The first thing that strikes you about John Morrill's lecture was that it was a rare treat to hear a man with such erudition. Whether you agree or disagree with his historiography, he is a man worth going out of your way to see and listen to.
Anyone who knows Morrill's work will know that he rejects the premise that a revolution took place in the 1640s'. He seems to have spent most of his academic career opposing this conception. Wednesday night's lecture was no different. Morrill believes there was a series of civil wars which fits into his support for the war of three Kingdoms historiography.
Morrill avoided a search for the origins of the English Civil War'. He has recently written, that this 'is the early modern historian's Holy Grail.' Early on in his career, Morrill opposed the Marxist approach to the English revolution. He rejected the "rather triumphalist claim that you could now produce a kind of social determinist view of the long-term causes and origins of the English revolution. It was that I think, which several people quite independently reacted against". Morrill characterized the Civil Wars as England's 'Wars of Religion'.
He rejects the conception of a bourgeois revolution, and he certainly does not believe that this period witnessed a transition from feudalism to Capitalism. At one stage, he quipped that the Socialist Workers Party(SWP) had asked him to lecture on the English revolution. He told them that the only revolution whereby land was transferred in any great amount took place in Ireland. They were not interested.
Joking aside Morrill's work on Ireland is worth a look at. The massive land grab that was undertaken by the English bourgeoisie was staggering. This smash and grab raids were done brutally.

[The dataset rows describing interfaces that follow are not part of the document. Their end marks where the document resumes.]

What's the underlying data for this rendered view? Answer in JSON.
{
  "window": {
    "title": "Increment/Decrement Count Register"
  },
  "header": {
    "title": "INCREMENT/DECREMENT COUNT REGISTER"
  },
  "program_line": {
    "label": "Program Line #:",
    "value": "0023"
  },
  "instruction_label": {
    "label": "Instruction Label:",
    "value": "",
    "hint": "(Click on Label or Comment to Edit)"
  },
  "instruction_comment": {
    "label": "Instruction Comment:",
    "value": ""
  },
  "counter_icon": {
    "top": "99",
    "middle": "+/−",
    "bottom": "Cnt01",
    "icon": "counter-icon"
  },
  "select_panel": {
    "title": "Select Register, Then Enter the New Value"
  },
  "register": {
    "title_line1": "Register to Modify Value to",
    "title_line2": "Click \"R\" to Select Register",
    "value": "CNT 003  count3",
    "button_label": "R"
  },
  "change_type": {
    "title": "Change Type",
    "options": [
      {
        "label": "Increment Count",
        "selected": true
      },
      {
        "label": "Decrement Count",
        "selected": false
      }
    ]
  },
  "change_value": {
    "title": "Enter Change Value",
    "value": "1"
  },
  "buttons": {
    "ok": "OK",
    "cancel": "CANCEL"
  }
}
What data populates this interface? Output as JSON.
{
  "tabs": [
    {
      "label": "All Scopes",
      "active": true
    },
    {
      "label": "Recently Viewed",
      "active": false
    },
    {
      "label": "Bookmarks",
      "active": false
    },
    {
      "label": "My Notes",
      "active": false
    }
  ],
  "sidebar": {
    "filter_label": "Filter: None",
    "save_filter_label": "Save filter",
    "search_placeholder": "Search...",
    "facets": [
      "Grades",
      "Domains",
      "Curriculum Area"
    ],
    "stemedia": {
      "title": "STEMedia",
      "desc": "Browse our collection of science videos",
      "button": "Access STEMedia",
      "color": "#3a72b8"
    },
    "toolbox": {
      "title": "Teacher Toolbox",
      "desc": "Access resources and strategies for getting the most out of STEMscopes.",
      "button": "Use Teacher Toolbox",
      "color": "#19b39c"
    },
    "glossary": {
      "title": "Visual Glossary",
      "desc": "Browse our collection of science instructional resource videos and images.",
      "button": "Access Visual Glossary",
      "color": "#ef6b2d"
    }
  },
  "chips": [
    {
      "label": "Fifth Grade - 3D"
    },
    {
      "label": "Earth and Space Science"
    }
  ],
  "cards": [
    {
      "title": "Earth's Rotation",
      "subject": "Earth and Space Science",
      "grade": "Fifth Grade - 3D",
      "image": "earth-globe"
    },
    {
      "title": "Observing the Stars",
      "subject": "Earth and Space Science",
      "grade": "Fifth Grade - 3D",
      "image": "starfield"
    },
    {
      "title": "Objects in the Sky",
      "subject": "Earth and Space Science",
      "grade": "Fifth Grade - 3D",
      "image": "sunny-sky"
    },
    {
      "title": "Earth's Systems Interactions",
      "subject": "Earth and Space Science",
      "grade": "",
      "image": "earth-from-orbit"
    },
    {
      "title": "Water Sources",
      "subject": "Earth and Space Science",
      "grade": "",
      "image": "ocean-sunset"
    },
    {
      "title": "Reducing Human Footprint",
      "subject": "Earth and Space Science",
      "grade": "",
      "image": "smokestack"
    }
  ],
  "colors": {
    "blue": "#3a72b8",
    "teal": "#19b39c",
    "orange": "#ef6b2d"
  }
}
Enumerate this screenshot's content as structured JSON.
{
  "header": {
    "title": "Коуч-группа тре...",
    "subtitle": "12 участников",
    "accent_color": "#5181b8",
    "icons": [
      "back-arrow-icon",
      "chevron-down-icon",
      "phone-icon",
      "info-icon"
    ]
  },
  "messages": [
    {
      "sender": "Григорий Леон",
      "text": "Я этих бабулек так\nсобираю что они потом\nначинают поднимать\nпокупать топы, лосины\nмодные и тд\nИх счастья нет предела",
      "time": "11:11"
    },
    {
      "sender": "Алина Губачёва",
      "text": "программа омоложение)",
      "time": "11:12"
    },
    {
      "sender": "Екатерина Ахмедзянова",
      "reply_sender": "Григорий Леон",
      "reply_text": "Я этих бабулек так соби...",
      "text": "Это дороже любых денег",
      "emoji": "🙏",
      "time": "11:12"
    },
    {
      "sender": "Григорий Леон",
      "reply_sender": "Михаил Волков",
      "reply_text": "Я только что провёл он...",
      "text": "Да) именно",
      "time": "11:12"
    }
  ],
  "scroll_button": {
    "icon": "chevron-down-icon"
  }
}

At least half of Morrill's lecture was given over to how non-revolutionary the events of 1640s England were. However, even he did not deny how much savagery was involved.

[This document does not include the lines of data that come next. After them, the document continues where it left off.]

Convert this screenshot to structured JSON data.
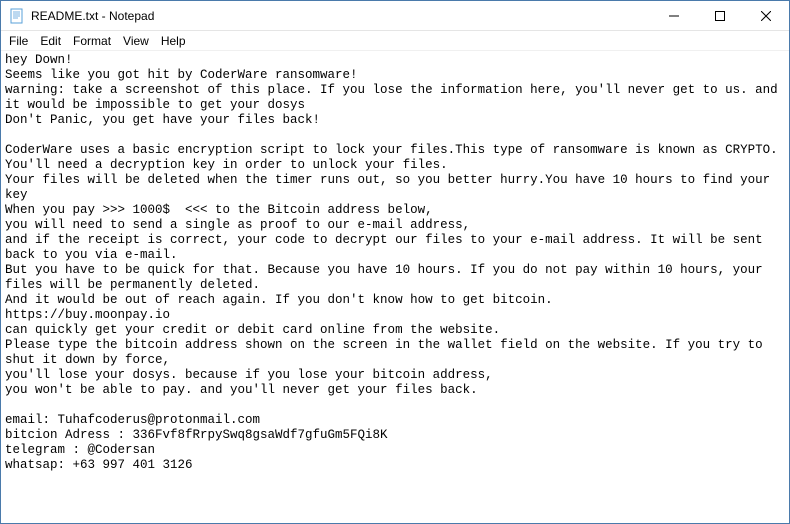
{
  "window": {
    "title": "README.txt - Notepad",
    "icon_name": "notepad-icon"
  },
  "menubar": {
    "items": [
      "File",
      "Edit",
      "Format",
      "View",
      "Help"
    ]
  },
  "content": {
    "text": "hey Down!\nSeems like you got hit by CoderWare ransomware!\nwarning: take a screenshot of this place. If you lose the information here, you'll never get to us. and it would be impossible to get your dosys\nDon't Panic, you get have your files back!\n\nCoderWare uses a basic encryption script to lock your files.This type of ransomware is known as CRYPTO. You'll need a decryption key in order to unlock your files.\nYour files will be deleted when the timer runs out, so you better hurry.You have 10 hours to find your key\nWhen you pay >>> 1000$  <<< to the Bitcoin address below,\nyou will need to send a single as proof to our e-mail address,\nand if the receipt is correct, your code to decrypt our files to your e-mail address. It will be sent back to you via e-mail.\nBut you have to be quick for that. Because you have 10 hours. If you do not pay within 10 hours, your files will be permanently deleted.\nAnd it would be out of reach again. If you don't know how to get bitcoin.\nhttps://buy.moonpay.io\ncan quickly get your credit or debit card online from the website.\nPlease type the bitcoin address shown on the screen in the wallet field on the website. If you try to shut it down by force,\nyou'll lose your dosys. because if you lose your bitcoin address,\nyou won't be able to pay. and you'll never get your files back.\n\nemail: Tuhafcoderus@protonmail.com\nbitcion Adress : 336Fvf8fRrpySwq8gsaWdf7gfuGm5FQi8K\ntelegram : @Codersan\nwhatsap: +63 997 401 3126"
  }
}
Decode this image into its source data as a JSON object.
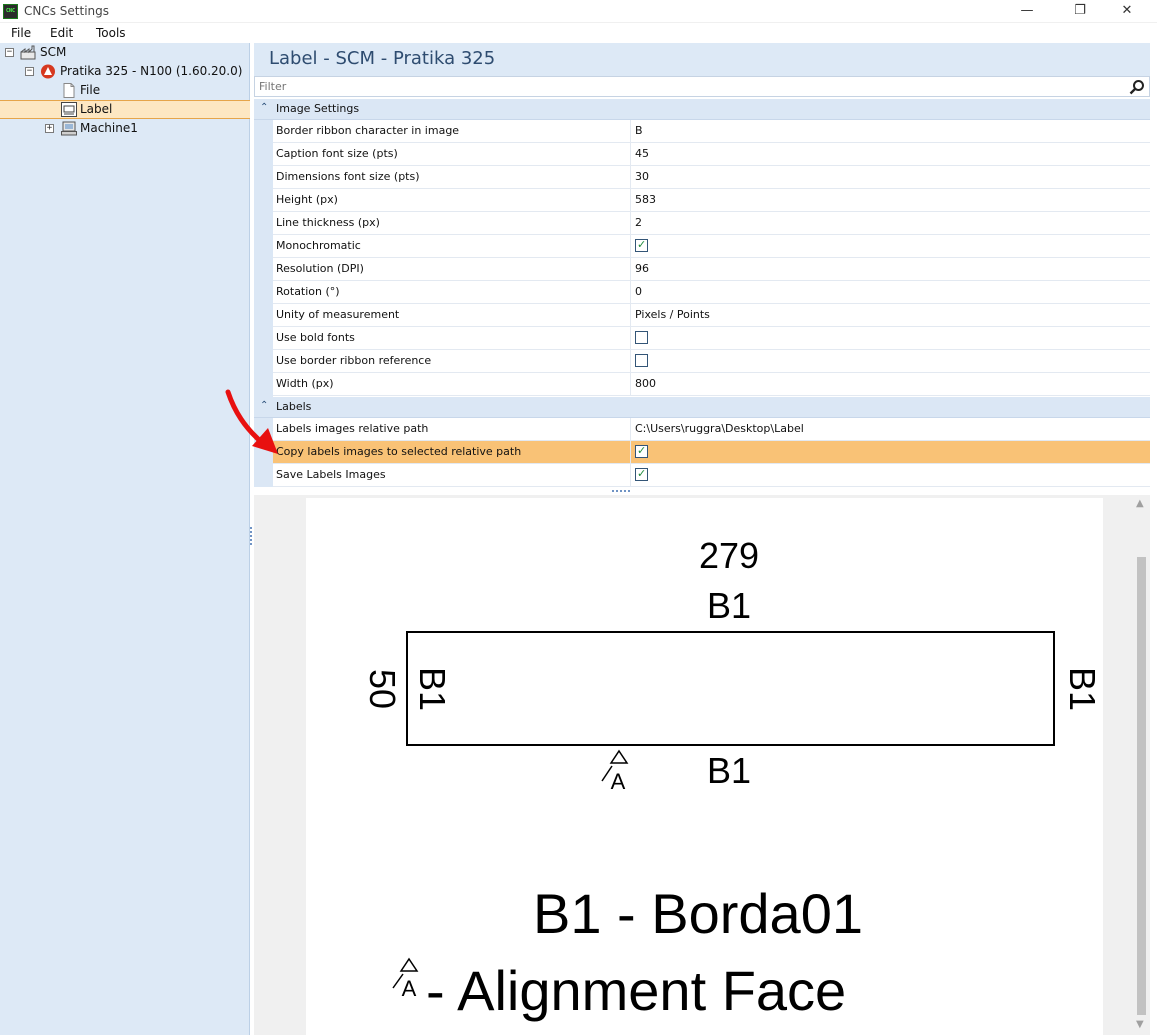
{
  "window": {
    "title": "CNCs Settings",
    "app_icon_text": "CNC",
    "minimize": "—",
    "restore": "❐",
    "close": "✕"
  },
  "menu": [
    "File",
    "Edit",
    "Tools"
  ],
  "tree": {
    "root": "SCM",
    "machine_model": "Pratika 325 - N100 (1.60.20.0)",
    "children": [
      "File",
      "Label",
      "Machine1"
    ],
    "selected": "Label"
  },
  "header": {
    "title": "Label - SCM - Pratika 325"
  },
  "filter": {
    "placeholder": "Filter",
    "value": ""
  },
  "image_settings": {
    "category": "Image Settings",
    "rows": [
      {
        "name": "Border ribbon character in image",
        "value": "B"
      },
      {
        "name": "Caption font size (pts)",
        "value": "45"
      },
      {
        "name": "Dimensions font size (pts)",
        "value": "30"
      },
      {
        "name": "Height (px)",
        "value": "583"
      },
      {
        "name": "Line thickness (px)",
        "value": "2"
      },
      {
        "name": "Monochromatic",
        "checked": true
      },
      {
        "name": "Resolution (DPI)",
        "value": "96"
      },
      {
        "name": "Rotation (°)",
        "value": "0"
      },
      {
        "name": "Unity of measurement",
        "value": "Pixels / Points"
      },
      {
        "name": "Use bold fonts",
        "checked": false
      },
      {
        "name": "Use border ribbon reference",
        "checked": false
      },
      {
        "name": "Width (px)",
        "value": "800"
      }
    ]
  },
  "labels": {
    "category": "Labels",
    "rows": [
      {
        "name": "Labels images relative path",
        "value": "C:\\Users\\ruggra\\Desktop\\Label"
      },
      {
        "name": "Copy labels images to selected relative path",
        "checked": true,
        "highlighted": true
      },
      {
        "name": "Save Labels Images",
        "checked": true
      }
    ]
  },
  "preview": {
    "top_dimension": "279",
    "left_dimension": "50",
    "edge_top": "B1",
    "edge_left": "B1",
    "edge_right": "B1",
    "edge_bottom": "B1",
    "alignment_marker": "A",
    "legend_edge": "B1 - Borda01",
    "legend_alignment": " - Alignment Face"
  },
  "colors": {
    "tree_bg": "#dde9f6",
    "header_title": "#2e4c70",
    "selected_row": "#f9c276",
    "check_tick": "#1e8a3c",
    "annotation_arrow": "#e81010"
  }
}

During his talk, the subject of the Clubmen arose.
His studies on the Clubmen movement is another indicator of his attempt to downplay the revolutionary events. John Morrill was emphasizing the apathy felt by most during the conflict, arguing previously that "A majority had no deep-seated convictions behind their choice of side."

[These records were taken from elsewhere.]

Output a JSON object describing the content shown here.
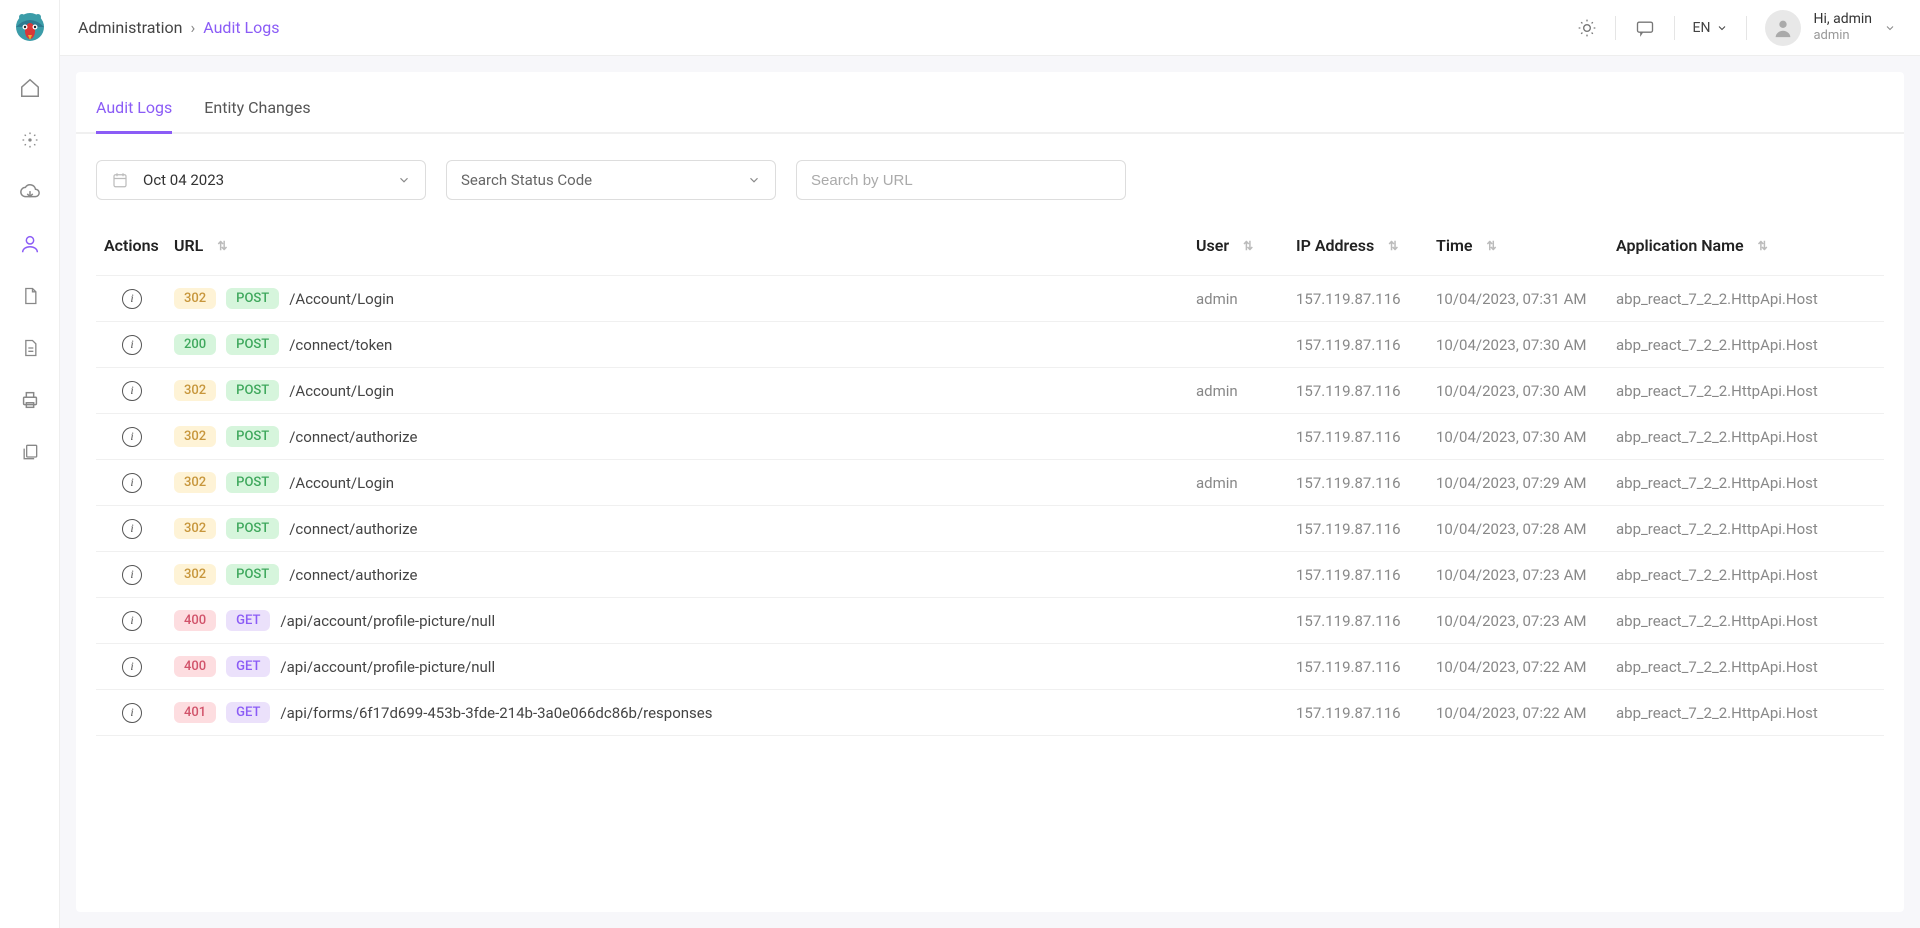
{
  "breadcrumb": {
    "root": "Administration",
    "current": "Audit Logs"
  },
  "topbar": {
    "language": "EN",
    "greeting": "Hi, admin",
    "role": "admin"
  },
  "tabs": {
    "audit_logs": "Audit Logs",
    "entity_changes": "Entity Changes"
  },
  "filters": {
    "date_value": "Oct 04 2023",
    "status_placeholder": "Search Status Code",
    "url_placeholder": "Search by URL"
  },
  "columns": {
    "actions": "Actions",
    "url": "URL",
    "user": "User",
    "ip": "IP Address",
    "time": "Time",
    "app": "Application Name"
  },
  "rows": [
    {
      "status": "302",
      "method": "POST",
      "url": "/Account/Login",
      "user": "admin",
      "ip": "157.119.87.116",
      "time": "10/04/2023, 07:31 AM",
      "app": "abp_react_7_2_2.HttpApi.Host"
    },
    {
      "status": "200",
      "method": "POST",
      "url": "/connect/token",
      "user": "",
      "ip": "157.119.87.116",
      "time": "10/04/2023, 07:30 AM",
      "app": "abp_react_7_2_2.HttpApi.Host"
    },
    {
      "status": "302",
      "method": "POST",
      "url": "/Account/Login",
      "user": "admin",
      "ip": "157.119.87.116",
      "time": "10/04/2023, 07:30 AM",
      "app": "abp_react_7_2_2.HttpApi.Host"
    },
    {
      "status": "302",
      "method": "POST",
      "url": "/connect/authorize",
      "user": "",
      "ip": "157.119.87.116",
      "time": "10/04/2023, 07:30 AM",
      "app": "abp_react_7_2_2.HttpApi.Host"
    },
    {
      "status": "302",
      "method": "POST",
      "url": "/Account/Login",
      "user": "admin",
      "ip": "157.119.87.116",
      "time": "10/04/2023, 07:29 AM",
      "app": "abp_react_7_2_2.HttpApi.Host"
    },
    {
      "status": "302",
      "method": "POST",
      "url": "/connect/authorize",
      "user": "",
      "ip": "157.119.87.116",
      "time": "10/04/2023, 07:28 AM",
      "app": "abp_react_7_2_2.HttpApi.Host"
    },
    {
      "status": "302",
      "method": "POST",
      "url": "/connect/authorize",
      "user": "",
      "ip": "157.119.87.116",
      "time": "10/04/2023, 07:23 AM",
      "app": "abp_react_7_2_2.HttpApi.Host"
    },
    {
      "status": "400",
      "method": "GET",
      "url": "/api/account/profile-picture/null",
      "user": "",
      "ip": "157.119.87.116",
      "time": "10/04/2023, 07:23 AM",
      "app": "abp_react_7_2_2.HttpApi.Host"
    },
    {
      "status": "400",
      "method": "GET",
      "url": "/api/account/profile-picture/null",
      "user": "",
      "ip": "157.119.87.116",
      "time": "10/04/2023, 07:22 AM",
      "app": "abp_react_7_2_2.HttpApi.Host"
    },
    {
      "status": "401",
      "method": "GET",
      "url": "/api/forms/6f17d699-453b-3fde-214b-3a0e066dc86b/responses",
      "user": "",
      "ip": "157.119.87.116",
      "time": "10/04/2023, 07:22 AM",
      "app": "abp_react_7_2_2.HttpApi.Host"
    }
  ]
}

Many in England simply chose to support the faction they felt gave them the best opportunity to preserve the status quo; whether it be royalists, parliamentarians, or local neutralists such as the Clubmen".
Morrill believes that many "ordinary" Englishmen were unconcerned with fomenting revolutionary ideas. During his lecture, it was not surprising to hear that Morrill rejected any social understanding of the revolution.
This was a strange comment to make since even a cursory look at his work shows he was influenced by the New Social history historiography in an interview he describes his attitude towards those historians who were in the forefront of the group "So there came along the new social history which opened up a whole range of types of evidence, and so one of the most important things to happen for my period was the work which is most obviously associated with Keith Wrightson (who trained in Cambridge, spent many years in St Andrews, returned to Cambridge and then moved to Yale). And the Wrightson revolution, in the way in which social history is done, had a huge impact on those of us who were more interested in high politics. I mean popular politics, constructed high politics. Wrightson's importance for my work is again something that people might be a bit surprised to hear about, but I personally, in my mid-career, saw it as absolutely fundamental".
To conclude Morrill is worth listening to and his work read. It is also hoped that his major project on the works of Oliver Cromwell is finished and that it reaches a wider audience.